Rosetta Stone = 100 percent marketing, 0 percent substance


It is trash. If you want to try it out, I suggest downloading an "official" version rather than paying 10 thousand dollars or whatever is the ridiculous price they have put on it.


But basically it's like a worse version of what livemocha was before they ruined livemocha. Livemocha was like rosetta stone, but with words and pictures both instead of just pictures... also it was available for free on the internets. In other words, it was much better. So naturally, rosetta stone bought it and turned it into something useless and terrible.




Learning language is hard. Rosetta Stone had an ingenuous marketing plan of saying its easy because of their new agey hippy techniques. But in reality, it sucks lemons.

Share this post

Link to post
Share on other sites

Create an account or sign in to comment

You need to be a member in order to leave a comment

Create an account

Sign up for a new account in our community. It's easy!

Register a new account

Sign in

Already have an account? Sign in here.

Sign In Now

Sign in to follow this  

  • Recent Posts on ShiaChat!

    • I live in a burb of Chicago. Population of the Metro Chicago area and it’s surrounding areas = 9.5 mil
    • actually, one such effort done is: (1) Whosoever is an adherent to one of the four Sunni schools (Mathahib) of Islamic jurisprudence (Hanafi, Maliki, Shafi`i and Hanbali), the two Shi’i schools of Islamic jurisprudence (Ja`fari and Zaydi), the Ibadi school of Islamic jurisprudence and the Thahiri school of Islamic jurisprudence, is a Muslim. http://ammanmessage.com/the-three-points-of-the-amman-message-v-1/ but extreme wahhabis reject this. let's not be extremists like them. i remember, during 2003 invasion of iraq, thousands of gi joes died. today, the modern jihadists are their foot soldiers. how to prevent this (being foot soldiers for US or some other entities) from repeating itself in future? 1. spread the fact that shiism is not majoosi/jewish creation. 2. while not belittling others, shiism has strong evidence to be the islam  propagated by the Prophet, preserved through His Ahu Bayt as. 3. let's race towards good deeds - you don't have time to throw stones during a 100m dash, do you?
    • Looking at anyone who is not your partner in marriage - with lust - is haram.
    • Al-Salamu Alaykum This is what you should do if you found a lost item: Question: Suppose that Muslim, residing in a non-Muslim country finds a suitcase (full of clothes) with or without the owner’s nametag on it. What should he do with it? Answer: A suitcase of personal belongings normally has the nametag through which the owner can be contacted.
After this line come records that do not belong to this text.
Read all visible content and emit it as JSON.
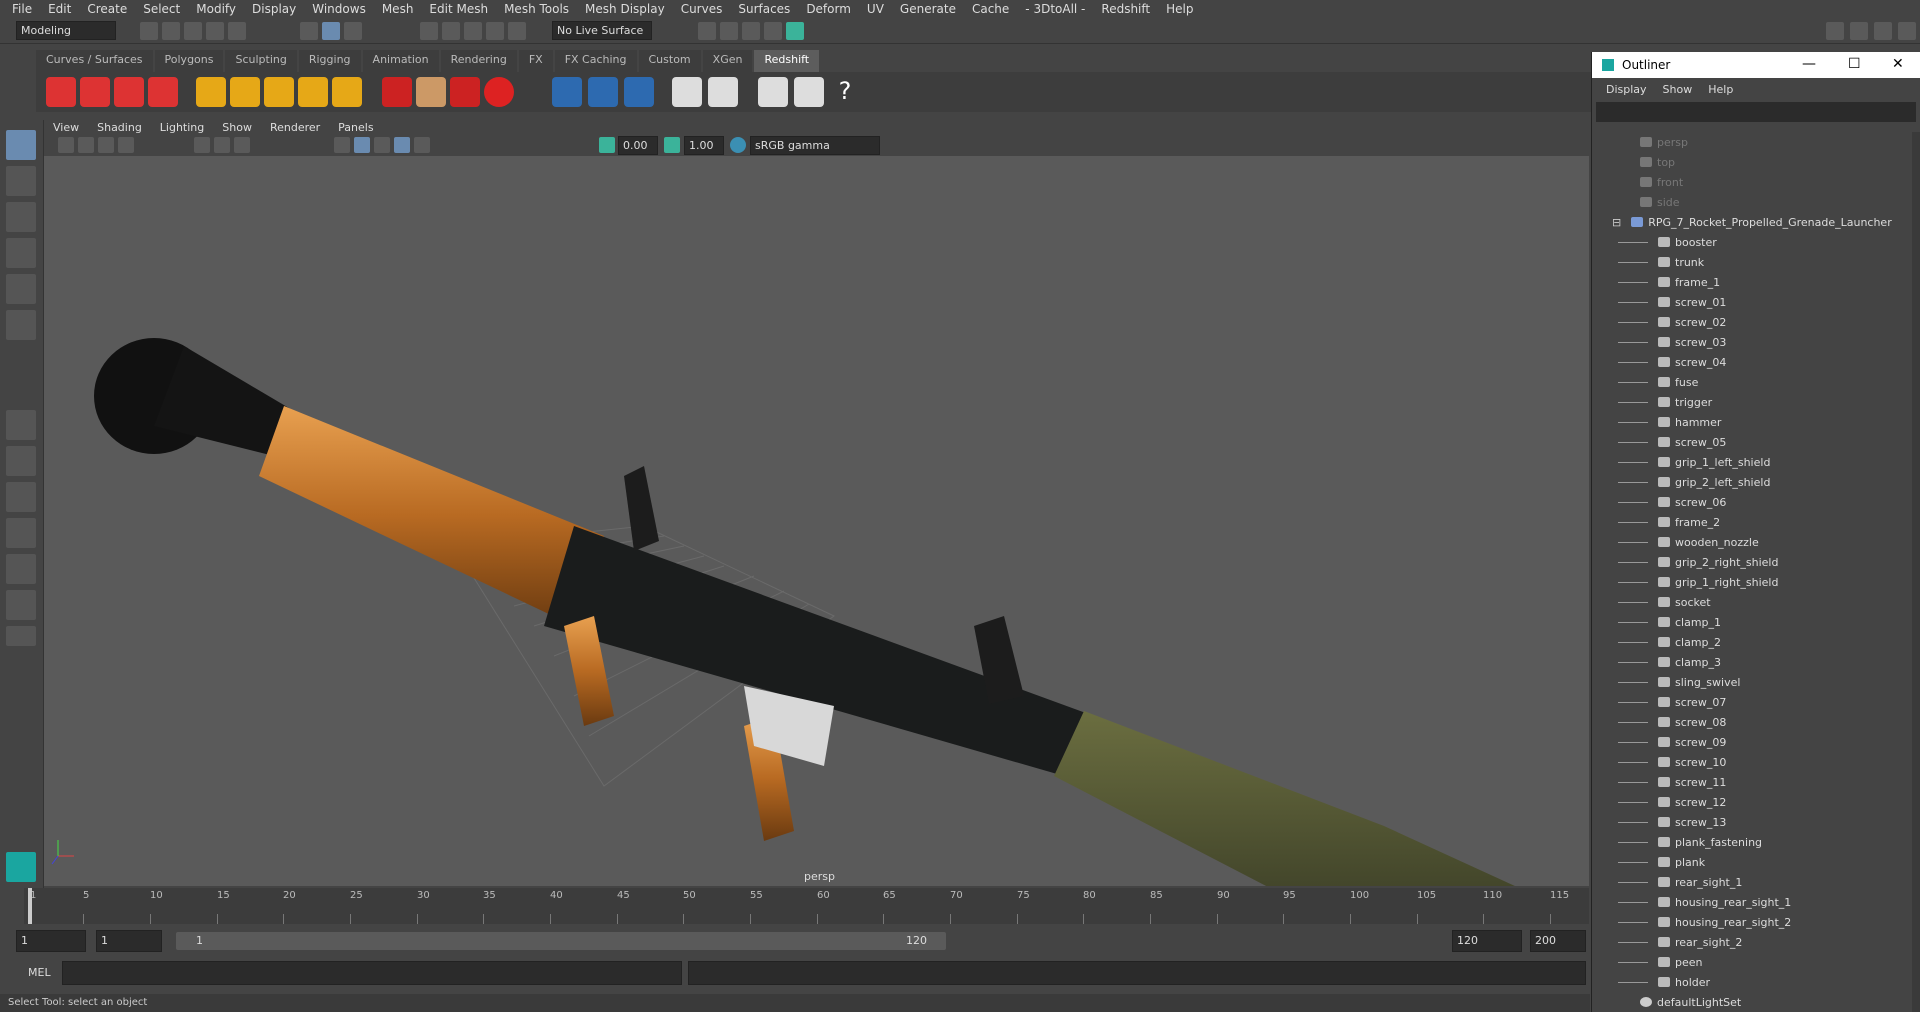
{
  "menubar": [
    "File",
    "Edit",
    "Create",
    "Select",
    "Modify",
    "Display",
    "Windows",
    "Mesh",
    "Edit Mesh",
    "Mesh Tools",
    "Mesh Display",
    "Curves",
    "Surfaces",
    "Deform",
    "UV",
    "Generate",
    "Cache",
    "- 3DtoAll -",
    "Redshift",
    "Help"
  ],
  "status": {
    "mode": "Modeling",
    "live_surface": "No Live Surface"
  },
  "shelf_tabs": [
    "Curves / Surfaces",
    "Polygons",
    "Sculpting",
    "Rigging",
    "Animation",
    "Rendering",
    "FX",
    "FX Caching",
    "Custom",
    "XGen",
    "Redshift"
  ],
  "shelf_active": "Redshift",
  "shelf_icon_labels": [
    "RV",
    "",
    "IPR",
    "",
    "PR",
    "PR",
    "PR",
    "LOG",
    "?"
  ],
  "viewport_menu": [
    "View",
    "Shading",
    "Lighting",
    "Show",
    "Renderer",
    "Panels"
  ],
  "vp_toolbar": {
    "exposure": "0.00",
    "gamma": "1.00",
    "colorspace": "sRGB gamma"
  },
  "viewport": {
    "camera_label": "persp"
  },
  "timeline": {
    "ticks": [
      "1",
      "5",
      "10",
      "15",
      "20",
      "25",
      "30",
      "35",
      "40",
      "45",
      "50",
      "55",
      "60",
      "65",
      "70",
      "75",
      "80",
      "85",
      "90",
      "95",
      "100",
      "105",
      "110",
      "115"
    ]
  },
  "range": {
    "start": "1",
    "current": "1",
    "slider_start": "1",
    "slider_end": "120",
    "end": "120",
    "max": "200"
  },
  "cmdline": {
    "label": "MEL"
  },
  "help": "Select Tool: select an object",
  "outliner": {
    "title": "Outliner",
    "menu": [
      "Display",
      "Show",
      "Help"
    ],
    "cameras": [
      "persp",
      "top",
      "front",
      "side"
    ],
    "group": "RPG_7_Rocket_Propelled_Grenade_Launcher",
    "children": [
      "booster",
      "trunk",
      "frame_1",
      "screw_01",
      "screw_02",
      "screw_03",
      "screw_04",
      "fuse",
      "trigger",
      "hammer",
      "screw_05",
      "grip_1_left_shield",
      "grip_2_left_shield",
      "screw_06",
      "frame_2",
      "wooden_nozzle",
      "grip_2_right_shield",
      "grip_1_right_shield",
      "socket",
      "clamp_1",
      "clamp_2",
      "clamp_3",
      "sling_swivel",
      "screw_07",
      "screw_08",
      "screw_09",
      "screw_10",
      "screw_11",
      "screw_12",
      "screw_13",
      "plank_fastening",
      "plank",
      "rear_sight_1",
      "housing_rear_sight_1",
      "housing_rear_sight_2",
      "rear_sight_2",
      "peen",
      "holder"
    ],
    "set": "defaultLightSet"
  }
}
If he knows that it belongs to a Muslim or a non-Muslim whose property is sacrosanct (or even if there is a likelihood —a considerable likelihood— [that it belongs to a non-Muslim whose property is sacrosanct]), it is necessary for him to announce it for one whole year that he has found that item [so that the owner can come forward and claim it]. If he cannot find the owner [even after the lapse of one year], he should, based on obligatory precaution, give it in charity. However, if he knows that it belongs to a non-Muslim, it is permissible for him to keep it provided that he is not legally bound to announce what he finds in that country or to hand it over to the authorities, etc. (1) In the latter case, he is not allowed to take possession of it; rather it is compulsory on him to act in accordance with the legal undertaking. Question: If I find an item in a European country without any distinctive sign on it [identifying the owner], is it permissible for me to keep it? Answer: If it has no distinctive sign by which one can contact the owner, it is permissible for you to keep it except in the case [of the legal undertaking] mentioned earlier. Source:  http://www.sistani.org/english/book/46/2057/
    • Provided they're bought up correctly with love and teachings of ahlulbayt! If you have a great support system then its definitely possible.